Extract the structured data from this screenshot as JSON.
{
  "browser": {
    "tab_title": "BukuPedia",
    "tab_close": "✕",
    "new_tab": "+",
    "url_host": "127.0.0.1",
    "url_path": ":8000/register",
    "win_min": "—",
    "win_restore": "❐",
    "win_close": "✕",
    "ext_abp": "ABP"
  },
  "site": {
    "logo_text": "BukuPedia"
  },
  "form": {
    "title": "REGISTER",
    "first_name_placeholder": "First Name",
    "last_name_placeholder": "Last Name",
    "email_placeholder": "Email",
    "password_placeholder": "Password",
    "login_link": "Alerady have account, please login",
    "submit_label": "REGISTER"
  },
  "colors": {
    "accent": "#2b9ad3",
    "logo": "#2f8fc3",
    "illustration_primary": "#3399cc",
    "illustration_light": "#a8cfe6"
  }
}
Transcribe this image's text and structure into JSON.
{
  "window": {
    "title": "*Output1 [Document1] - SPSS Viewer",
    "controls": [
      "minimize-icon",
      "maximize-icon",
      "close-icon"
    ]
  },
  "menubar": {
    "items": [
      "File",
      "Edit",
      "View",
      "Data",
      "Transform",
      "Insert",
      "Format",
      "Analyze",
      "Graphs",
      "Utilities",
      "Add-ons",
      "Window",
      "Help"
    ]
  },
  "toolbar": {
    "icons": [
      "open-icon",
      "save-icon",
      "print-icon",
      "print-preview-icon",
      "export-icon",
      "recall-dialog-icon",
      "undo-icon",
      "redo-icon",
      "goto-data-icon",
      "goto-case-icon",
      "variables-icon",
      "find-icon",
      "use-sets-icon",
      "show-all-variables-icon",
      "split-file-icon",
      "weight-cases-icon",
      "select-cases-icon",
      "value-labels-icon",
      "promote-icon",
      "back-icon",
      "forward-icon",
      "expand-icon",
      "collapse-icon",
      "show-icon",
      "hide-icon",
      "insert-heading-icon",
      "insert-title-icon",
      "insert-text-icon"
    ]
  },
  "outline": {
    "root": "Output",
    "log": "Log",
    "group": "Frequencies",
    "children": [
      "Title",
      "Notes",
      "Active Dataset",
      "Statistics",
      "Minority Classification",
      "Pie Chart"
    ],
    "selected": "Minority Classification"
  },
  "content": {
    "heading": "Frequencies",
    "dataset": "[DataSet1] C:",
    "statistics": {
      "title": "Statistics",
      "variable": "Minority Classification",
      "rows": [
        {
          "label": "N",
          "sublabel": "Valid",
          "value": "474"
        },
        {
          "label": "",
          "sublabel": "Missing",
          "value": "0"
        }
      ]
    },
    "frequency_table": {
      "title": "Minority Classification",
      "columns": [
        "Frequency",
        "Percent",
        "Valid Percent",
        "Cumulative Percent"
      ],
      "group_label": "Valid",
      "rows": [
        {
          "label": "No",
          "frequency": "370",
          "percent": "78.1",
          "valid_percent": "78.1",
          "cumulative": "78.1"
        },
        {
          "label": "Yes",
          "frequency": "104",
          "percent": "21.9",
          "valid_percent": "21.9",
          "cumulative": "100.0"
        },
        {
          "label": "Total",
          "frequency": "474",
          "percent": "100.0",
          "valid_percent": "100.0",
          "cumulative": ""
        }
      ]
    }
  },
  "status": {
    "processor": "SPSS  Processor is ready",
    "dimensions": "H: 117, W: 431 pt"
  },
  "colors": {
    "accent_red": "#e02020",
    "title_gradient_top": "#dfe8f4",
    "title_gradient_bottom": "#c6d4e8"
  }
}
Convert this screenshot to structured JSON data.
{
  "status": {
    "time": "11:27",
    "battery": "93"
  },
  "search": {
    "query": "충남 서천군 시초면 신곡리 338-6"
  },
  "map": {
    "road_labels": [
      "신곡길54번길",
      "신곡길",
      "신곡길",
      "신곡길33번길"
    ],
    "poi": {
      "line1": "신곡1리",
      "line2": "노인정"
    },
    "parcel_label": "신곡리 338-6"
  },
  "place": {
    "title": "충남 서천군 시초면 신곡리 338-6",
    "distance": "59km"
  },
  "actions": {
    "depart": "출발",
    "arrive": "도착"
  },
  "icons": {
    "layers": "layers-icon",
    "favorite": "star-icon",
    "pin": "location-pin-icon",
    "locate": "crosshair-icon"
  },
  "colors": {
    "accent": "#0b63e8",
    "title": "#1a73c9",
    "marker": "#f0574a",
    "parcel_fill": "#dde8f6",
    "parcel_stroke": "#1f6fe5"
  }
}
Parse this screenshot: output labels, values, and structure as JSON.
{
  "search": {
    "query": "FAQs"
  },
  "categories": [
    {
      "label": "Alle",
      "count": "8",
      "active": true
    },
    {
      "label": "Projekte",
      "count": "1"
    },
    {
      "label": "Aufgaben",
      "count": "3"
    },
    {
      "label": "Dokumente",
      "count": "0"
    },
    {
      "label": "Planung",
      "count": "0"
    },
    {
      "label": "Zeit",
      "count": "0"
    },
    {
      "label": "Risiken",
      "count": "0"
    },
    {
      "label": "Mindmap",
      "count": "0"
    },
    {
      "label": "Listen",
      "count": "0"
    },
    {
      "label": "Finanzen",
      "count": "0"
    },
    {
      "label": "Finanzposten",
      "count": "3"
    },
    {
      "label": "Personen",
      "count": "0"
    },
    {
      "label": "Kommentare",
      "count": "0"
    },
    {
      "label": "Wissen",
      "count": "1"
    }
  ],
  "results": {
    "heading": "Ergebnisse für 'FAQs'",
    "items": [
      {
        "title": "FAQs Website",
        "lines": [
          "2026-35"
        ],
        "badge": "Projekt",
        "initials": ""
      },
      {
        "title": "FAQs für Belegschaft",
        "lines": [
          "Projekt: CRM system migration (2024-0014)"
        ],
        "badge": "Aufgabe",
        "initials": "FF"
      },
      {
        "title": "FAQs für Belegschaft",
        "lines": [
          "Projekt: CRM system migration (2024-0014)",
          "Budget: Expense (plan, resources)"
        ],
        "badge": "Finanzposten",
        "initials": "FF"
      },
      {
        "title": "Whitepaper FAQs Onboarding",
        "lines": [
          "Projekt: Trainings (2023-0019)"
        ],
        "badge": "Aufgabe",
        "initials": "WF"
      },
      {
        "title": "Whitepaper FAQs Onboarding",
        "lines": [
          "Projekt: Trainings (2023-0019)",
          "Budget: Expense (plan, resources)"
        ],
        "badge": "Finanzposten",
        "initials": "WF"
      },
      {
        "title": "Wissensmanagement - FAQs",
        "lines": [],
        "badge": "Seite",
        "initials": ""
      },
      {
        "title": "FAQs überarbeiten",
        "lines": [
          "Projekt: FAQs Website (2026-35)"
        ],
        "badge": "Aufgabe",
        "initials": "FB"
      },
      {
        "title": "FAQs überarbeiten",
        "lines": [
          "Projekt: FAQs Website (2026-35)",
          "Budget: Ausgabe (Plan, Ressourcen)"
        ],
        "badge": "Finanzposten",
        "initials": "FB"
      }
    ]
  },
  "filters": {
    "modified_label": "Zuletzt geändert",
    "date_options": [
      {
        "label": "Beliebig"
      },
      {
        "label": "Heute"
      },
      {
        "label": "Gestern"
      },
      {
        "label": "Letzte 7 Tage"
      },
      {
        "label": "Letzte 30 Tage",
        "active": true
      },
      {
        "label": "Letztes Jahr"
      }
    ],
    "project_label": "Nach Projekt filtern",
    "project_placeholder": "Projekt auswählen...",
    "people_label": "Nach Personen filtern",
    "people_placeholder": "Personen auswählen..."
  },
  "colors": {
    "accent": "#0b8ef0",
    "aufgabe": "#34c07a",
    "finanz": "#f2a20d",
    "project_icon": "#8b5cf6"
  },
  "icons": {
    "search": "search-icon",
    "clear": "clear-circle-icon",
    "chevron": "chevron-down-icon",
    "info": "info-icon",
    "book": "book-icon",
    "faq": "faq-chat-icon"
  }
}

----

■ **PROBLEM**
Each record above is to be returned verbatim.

■ **EXERCISE RESPONSE**
Extract the structured data from this screenshot as JSON.
{
  "browser": {
    "tab_title": "BukuPedia",
    "tab_close": "✕",
    "new_tab": "+",
    "url_host": "127.0.0.1",
    "url_path": ":8000/register",
    "win_min": "—",
    "win_restore": "❐",
    "win_close": "✕",
    "ext_abp": "ABP"
  },
  "site": {
    "logo_text": "BukuPedia"
  },
  "form": {
    "title": "REGISTER",
    "first_name_placeholder": "First Name",
    "last_name_placeholder": "Last Name",
    "email_placeholder": "Email",
    "password_placeholder": "Password",
    "login_link": "Alerady have account, please login",
    "submit_label": "REGISTER"
  },
  "colors": {
    "accent": "#2b9ad3",
    "logo": "#2f8fc3",
    "illustration_primary": "#3399cc",
    "illustration_light": "#a8cfe6"
  }
}
Transcribe this image's text and structure into JSON.
{
  "window": {
    "title": "*Output1 [Document1] - SPSS Viewer",
    "controls": [
      "minimize-icon",
      "maximize-icon",
      "close-icon"
    ]
  },
  "menubar": {
    "items": [
      "File",
      "Edit",
      "View",
      "Data",
      "Transform",
      "Insert",
      "Format",
      "Analyze",
      "Graphs",
      "Utilities",
      "Add-ons",
      "Window",
      "Help"
    ]
  },
  "toolbar": {
    "icons": [
      "open-icon",
      "save-icon",
      "print-icon",
      "print-preview-icon",
      "export-icon",
      "recall-dialog-icon",
      "undo-icon",
      "redo-icon",
      "goto-data-icon",
      "goto-case-icon",
      "variables-icon",
      "find-icon",
      "use-sets-icon",
      "show-all-variables-icon",
      "split-file-icon",
      "weight-cases-icon",
      "select-cases-icon",
      "value-labels-icon",
      "promote-icon",
      "back-icon",
      "forward-icon",
      "expand-icon",
      "collapse-icon",
      "show-icon",
      "hide-icon",
      "insert-heading-icon",
      "insert-title-icon",
      "insert-text-icon"
    ]
  },
  "outline": {
    "root": "Output",
    "log": "Log",
    "group": "Frequencies",
    "children": [
      "Title",
      "Notes",
      "Active Dataset",
      "Statistics",
      "Minority Classification",
      "Pie Chart"
    ],
    "selected": "Minority Classification"
  },
  "content": {
    "heading": "Frequencies",
    "dataset": "[DataSet1] C:",
    "statistics": {
      "title": "Statistics",
      "variable": "Minority Classification",
      "rows": [
        {
          "label": "N",
          "sublabel": "Valid",
          "value": "474"
        },
        {
          "label": "",
          "sublabel": "Missing",
          "value": "0"
        }
      ]
    },
    "frequency_table": {
      "title": "Minority Classification",
      "columns": [
        "Frequency",
        "Percent",
        "Valid Percent",
        "Cumulative Percent"
      ],
      "group_label": "Valid",
      "rows": [
        {
          "label": "No",
          "frequency": "370",
          "percent": "78.1",
          "valid_percent": "78.1",
          "cumulative": "78.1"
        },
        {
          "label": "Yes",
          "frequency": "104",
          "percent": "21.9",
          "valid_percent": "21.9",
          "cumulative": "100.0"
        },
        {
          "label": "Total",
          "frequency": "474",
          "percent": "100.0",
          "valid_percent": "100.0",
          "cumulative": ""
        }
      ]
    }
  },
  "status": {
    "processor": "SPSS  Processor is ready",
    "dimensions": "H: 117, W: 431 pt"
  },
  "colors": {
    "accent_red": "#e02020",
    "title_gradient_top": "#dfe8f4",
    "title_gradient_bottom": "#c6d4e8"
  }
}
Convert this screenshot to structured JSON data.
{
  "status": {
    "time": "11:27",
    "battery": "93"
  },
  "search": {
    "query": "충남 서천군 시초면 신곡리 338-6"
  },
  "map": {
    "road_labels": [
      "신곡길54번길",
      "신곡길",
      "신곡길",
      "신곡길33번길"
    ],
    "poi": {
      "line1": "신곡1리",
      "line2": "노인정"
    },
    "parcel_label": "신곡리 338-6"
  },
  "place": {
    "title": "충남 서천군 시초면 신곡리 338-6",
    "distance": "59km"
  },
  "actions": {
    "depart": "출발",
    "arrive": "도착"
  },
  "icons": {
    "layers": "layers-icon",
    "favorite": "star-icon",
    "pin": "location-pin-icon",
    "locate": "crosshair-icon"
  },
  "colors": {
    "accent": "#0b63e8",
    "title": "#1a73c9",
    "marker": "#f0574a",
    "parcel_fill": "#dde8f6",
    "parcel_stroke": "#1f6fe5"
  }
}
Parse this screenshot: output labels, values, and structure as JSON.
{
  "search": {
    "query": "FAQs"
  },
  "categories": [
    {
      "label": "Alle",
      "count": "8",
      "active": true
    },
    {
      "label": "Projekte",
      "count": "1"
    },
    {
      "label": "Aufgaben",
      "count": "3"
    },
    {
      "label": "Dokumente",
      "count": "0"
    },
    {
      "label": "Planung",
      "count": "0"
    },
    {
      "label": "Zeit",
      "count": "0"
    },
    {
      "label": "Risiken",
      "count": "0"
    },
    {
      "label": "Mindmap",
      "count": "0"
    },
    {
      "label": "Listen",
      "count": "0"
    },
    {
      "label": "Finanzen",
      "count": "0"
    },
    {
      "label": "Finanzposten",
      "count": "3"
    },
    {
      "label": "Personen",
      "count": "0"
    },
    {
      "label": "Kommentare",
      "count": "0"
    },
    {
      "label": "Wissen",
      "count": "1"
    }
  ],
  "results": {
    "heading": "Ergebnisse für 'FAQs'",
    "items": [
      {
        "title": "FAQs Website",
        "lines": [
          "2026-35"
        ],
        "badge": "Projekt",
        "initials": ""
      },
      {
        "title": "FAQs für Belegschaft",
        "lines": [
          "Projekt: CRM system migration (2024-0014)"
        ],
        "badge": "Aufgabe",
        "initials": "FF"
      },
      {
        "title": "FAQs für Belegschaft",
        "lines": [
          "Projekt: CRM system migration (2024-0014)",
          "Budget: Expense (plan, resources)"
        ],
        "badge": "Finanzposten",
        "initials": "FF"
      },
      {
        "title": "Whitepaper FAQs Onboarding",
        "lines": [
          "Projekt: Trainings (2023-0019)"
        ],
        "badge": "Aufgabe",
        "initials": "WF"
      },
      {
        "title": "Whitepaper FAQs Onboarding",
        "lines": [
          "Projekt: Trainings (2023-0019)",
          "Budget: Expense (plan, resources)"
        ],
        "badge": "Finanzposten",
        "initials": "WF"
      },
      {
        "title": "Wissensmanagement - FAQs",
        "lines": [],
        "badge": "Seite",
        "initials": ""
      },
      {
        "title": "FAQs überarbeiten",
        "lines": [
          "Projekt: FAQs Website (2026-35)"
        ],
        "badge": "Aufgabe",
        "initials": "FB"
      },
      {
        "title": "FAQs überarbeiten",
        "lines": [
          "Projekt: FAQs Website (2026-35)",
          "Budget: Ausgabe (Plan, Ressourcen)"
        ],
        "badge": "Finanzposten",
        "initials": "FB"
      }
    ]
  },
  "filters": {
    "modified_label": "Zuletzt geändert",
    "date_options": [
      {
        "label": "Beliebig"
      },
      {
        "label": "Heute"
      },
      {
        "label": "Gestern"
      },
      {
        "label": "Letzte 7 Tage"
      },
      {
        "label": "Letzte 30 Tage",
        "active": true
      },
      {
        "label": "Letztes Jahr"
      }
    ],
    "project_label": "Nach Projekt filtern",
    "project_placeholder": "Projekt auswählen...",
    "people_label": "Nach Personen filtern",
    "people_placeholder": "Personen auswählen..."
  },
  "colors": {
    "accent": "#0b8ef0",
    "aufgabe": "#34c07a",
    "finanz": "#f2a20d",
    "project_icon": "#8b5cf6"
  },
  "icons": {
    "search": "search-icon",
    "clear": "clear-circle-icon",
    "chevron": "chevron-down-icon",
    "info": "info-icon",
    "book": "book-icon",
    "faq": "faq-chat-icon"
  }
}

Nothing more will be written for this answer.